The problem with the art is that this is a really solid trick-taking game that I think my kids would enjoy playing, but there’s no way they would ever want to play this game, or even look at this game. My kids are very gore and blood adverse and the artwork would not only scare them away from playing they would probably have nightmares.
I personally would have much prefered this game be more accessible and family friendly, and that’s because it really is a good game.
This is one of the best trick-taking games I’ve played at high player counts. While the game is decent with two or three players, it really starts to shine once you add in more. So far, based on all of my plays, my favourite player count is actually six.
With six players the highest number in each suit is a 13, which is a -2 point card. This leads to some interesting decisions during the game and really rewards players who can keep track of where those 13s end up.
Everyone I have played Gorus Maximus with warms up to it and ends up having a great time. I’ve also had people note that this would be a great beer and pretzels game and that playing with a few adult beverages would probably enhance the experience, though I haven’t put that to the test yet.
Gorus Maximus has that “sit down have a few beers and play some cards” feel.
As for the artwork I’ve met players who love it, players who are indifferent and players who don’t like it at all. The overall agreement seems to be that it would be nice to have a gore free “family friendly” version of the game that was a bit more accessible to more gamers.
My only other complaint with this game is the plastic clip and card used to track which suit is trump each round. The clip is a really cheap piece of plastic and I feel like I’m going to damage the trump card every time I slip it on. Most games we just lay it on top. What I would have preferred is a gladiator meeple or something you could stand on top of the card instead of this clip.
Overall this is a great high player count trick-taking game. If you enjoy games like Euchre, Hearts or Spades, but often find yourself with groups of five or more players I strongly suggest picking yourself up a copy of Gorus Maximums.
A note about the ManBearPig Promo Card for Gorus Maximus.
One of the things Conor gave me with my copy of Gorus Maximus is the ManBearPig promo card. This is promo card was first put out at GenCon 2019 and pictures the mascot from the Brawling Brothers gaming podcast.
You can add the ManBearPig card to the deck at the start of a game of Gorus Maximus. When dealing out cards instead of the first card led setting trump, you flip over the last card in the deck and it sets the trump suit for the round.
The ManBearPig wins every bout it is in (wins whatever trick it is played in). If the ManBearPig is lead other players have to follow with the trump suit. If another player leads with trump and the player holding ManBearPig doesn’t have any trump cards they must play ManBearPig.

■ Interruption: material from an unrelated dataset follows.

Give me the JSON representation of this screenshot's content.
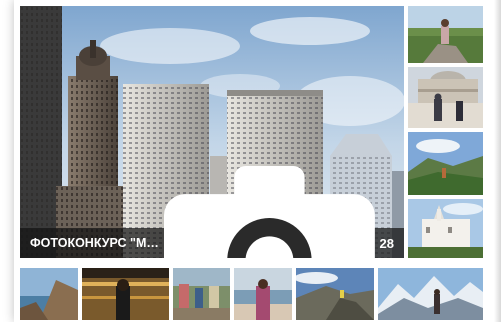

I’ve played games both without and with this promo and I really like including it in the deck. I like the fact that trump is determined randomly when using this promo card and we’ve had some really great gotcha moments that have always been memorable when including this card.
If you can get yourself a copy of the ManBearPig promo card, I do think it’s worth grabbing as it has enhanced our games of Gorus Maximus.
Do you like trick-taking card games? What’s your favourite? Let us know in the comments!